SuttaCentral

Reestablishing Sila


#1

I have taken the 5 precepts a few years ago. I have recently realized I was telling lies for years to myself and others by continuously exaggerating things (as part of my job) and being willfully blind towards things (as a coping mechanism mostly). I was putting in effort into telling the truth and describing things as accurately as possible, so the realization that I was still continuously breaking the precepts for all this time was kind of a shock. Especially how I was repressing important things in my mind (really thinking I was doing good to others by doing so) instead of facing them.

What methods are there for a lay person to deal with these offenses, retake the precepts and reestablish Sila?

Any advice on how to work properly in jobs where getting ahead means being able to repeat bullshit the loudest?

Thank you


#2

The following sutta might help

There are lies that I have told, to a greater or lesser extent.
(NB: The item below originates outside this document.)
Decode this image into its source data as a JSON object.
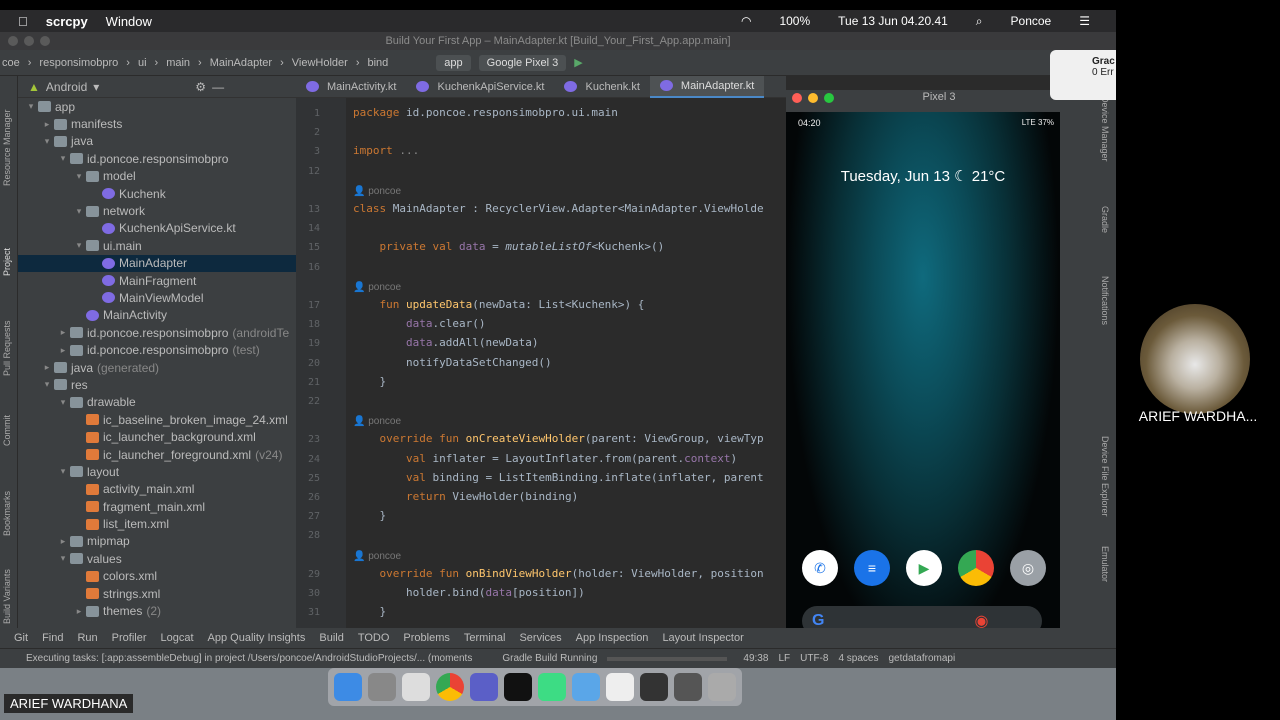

That was not right. That was not good. But if I become remorseful for that reason, that evil deed of mine will not be undone.’ So, reflecting thus, he abandons right then the telling of lies, and in the future refrains from telling lies. This is how there comes to be the abandoning of that evil deed. This is how there comes to be the transcending of that evil deed.
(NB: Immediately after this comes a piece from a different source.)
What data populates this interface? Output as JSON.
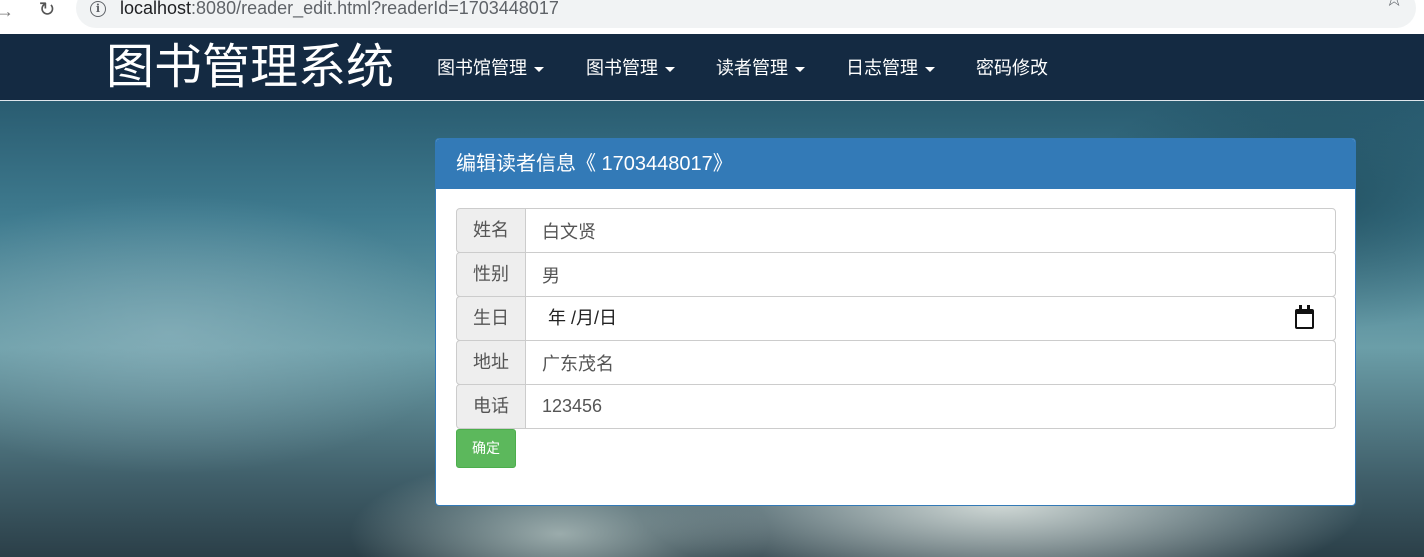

https://www.accesstoinsight.org/tipitaka/sn/sn42/sn42.008.than.html


#3

If your job requires you to tell lies, then I’d find another job. It’s not worth the heartache or breaking the precepts. If there’s a way for you to be successful and honest in your job, then do that.
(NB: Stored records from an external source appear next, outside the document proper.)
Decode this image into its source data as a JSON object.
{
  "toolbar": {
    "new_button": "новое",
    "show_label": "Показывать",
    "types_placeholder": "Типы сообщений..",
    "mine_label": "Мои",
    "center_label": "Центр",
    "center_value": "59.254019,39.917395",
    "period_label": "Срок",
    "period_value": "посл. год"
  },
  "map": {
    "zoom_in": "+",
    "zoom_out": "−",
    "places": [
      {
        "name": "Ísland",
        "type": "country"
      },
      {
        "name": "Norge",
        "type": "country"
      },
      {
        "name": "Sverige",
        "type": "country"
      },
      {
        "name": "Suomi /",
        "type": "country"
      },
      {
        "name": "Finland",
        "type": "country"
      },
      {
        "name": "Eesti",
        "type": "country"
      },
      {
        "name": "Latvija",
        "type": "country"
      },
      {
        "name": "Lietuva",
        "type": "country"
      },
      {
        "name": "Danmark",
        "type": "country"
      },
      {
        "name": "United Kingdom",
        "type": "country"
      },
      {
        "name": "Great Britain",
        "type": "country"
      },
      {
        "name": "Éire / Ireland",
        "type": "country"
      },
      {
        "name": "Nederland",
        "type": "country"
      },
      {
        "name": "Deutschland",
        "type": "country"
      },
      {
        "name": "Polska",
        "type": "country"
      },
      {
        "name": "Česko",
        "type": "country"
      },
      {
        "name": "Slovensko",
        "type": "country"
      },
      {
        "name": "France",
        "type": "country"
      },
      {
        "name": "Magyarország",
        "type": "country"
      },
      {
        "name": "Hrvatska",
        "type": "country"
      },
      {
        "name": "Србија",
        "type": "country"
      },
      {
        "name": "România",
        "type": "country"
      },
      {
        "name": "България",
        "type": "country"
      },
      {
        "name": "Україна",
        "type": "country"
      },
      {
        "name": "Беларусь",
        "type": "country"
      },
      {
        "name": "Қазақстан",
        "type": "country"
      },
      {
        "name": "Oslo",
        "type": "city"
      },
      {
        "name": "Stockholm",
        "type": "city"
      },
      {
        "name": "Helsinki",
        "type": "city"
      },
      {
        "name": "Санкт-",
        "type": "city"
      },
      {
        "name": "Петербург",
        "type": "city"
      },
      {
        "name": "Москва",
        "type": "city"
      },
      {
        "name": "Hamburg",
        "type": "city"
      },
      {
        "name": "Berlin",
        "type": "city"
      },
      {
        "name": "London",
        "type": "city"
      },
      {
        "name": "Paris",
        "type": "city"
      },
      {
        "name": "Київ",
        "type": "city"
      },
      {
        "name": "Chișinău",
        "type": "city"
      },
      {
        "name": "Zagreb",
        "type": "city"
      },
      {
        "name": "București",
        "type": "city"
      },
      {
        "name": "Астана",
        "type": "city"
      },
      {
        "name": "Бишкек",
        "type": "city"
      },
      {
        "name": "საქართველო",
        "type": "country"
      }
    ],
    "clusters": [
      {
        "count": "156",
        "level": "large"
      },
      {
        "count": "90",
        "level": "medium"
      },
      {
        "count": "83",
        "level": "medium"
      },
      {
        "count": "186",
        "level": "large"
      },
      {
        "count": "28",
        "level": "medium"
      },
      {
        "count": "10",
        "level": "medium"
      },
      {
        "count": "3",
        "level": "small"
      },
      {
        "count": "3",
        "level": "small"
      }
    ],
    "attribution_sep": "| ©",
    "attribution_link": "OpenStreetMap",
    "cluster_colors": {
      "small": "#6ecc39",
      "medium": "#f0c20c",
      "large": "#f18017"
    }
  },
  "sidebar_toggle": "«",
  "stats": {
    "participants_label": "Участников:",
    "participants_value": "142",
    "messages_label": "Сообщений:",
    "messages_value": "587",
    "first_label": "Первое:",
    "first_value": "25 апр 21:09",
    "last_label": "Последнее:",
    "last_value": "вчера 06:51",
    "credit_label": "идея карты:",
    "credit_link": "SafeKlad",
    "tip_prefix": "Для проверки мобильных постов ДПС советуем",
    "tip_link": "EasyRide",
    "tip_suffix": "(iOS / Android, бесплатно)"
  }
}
Keep in mind that being honest doesn’t necessarily mean saying everything about anything, but knowing also what’s beneficial and timely. Sometimes it’s not the right time to say something, so withholding information in that sense is not lying. But flat-out falsehoods should be avoided.


#4

Right views lead to right speech and actions. These lead to a change from wrong livelihood to Right livelihood. This will lead to a state of mind more able to give rise to mindfulness and jhanas.


#5

Realising your behaviour for what it is is very important here, and a reason to be glad about. So you’ve made that, that’s great!

Not realising that what you said was actually a lie also is not necessarily the same as delibertely telling a lie. Normally, the fact of breking the precept of not lying includes to tell a deliberate lie.

Even if what you did in the past must not have been an outright breaking of the precept in this sense, it will certainly give you a greater feeling of satisfaction and joy to realise that it had not been as pure as you made yourself believe, and now, after becoming aware, being able to do better.

If you feel it would be good to re-take the precepts you can recite them to yourself if you don’t find an appropriate opportunity to do it with someone else.


#6

A small verse from the Dhammapada that helps me deal with the past:

Who once was heedless,
but later is not,
brightens the world
like the moon set free from a cloud.

His evil-done deed
is replaced with skillfulness:
he brightens the world
like the moon set free from a cloud.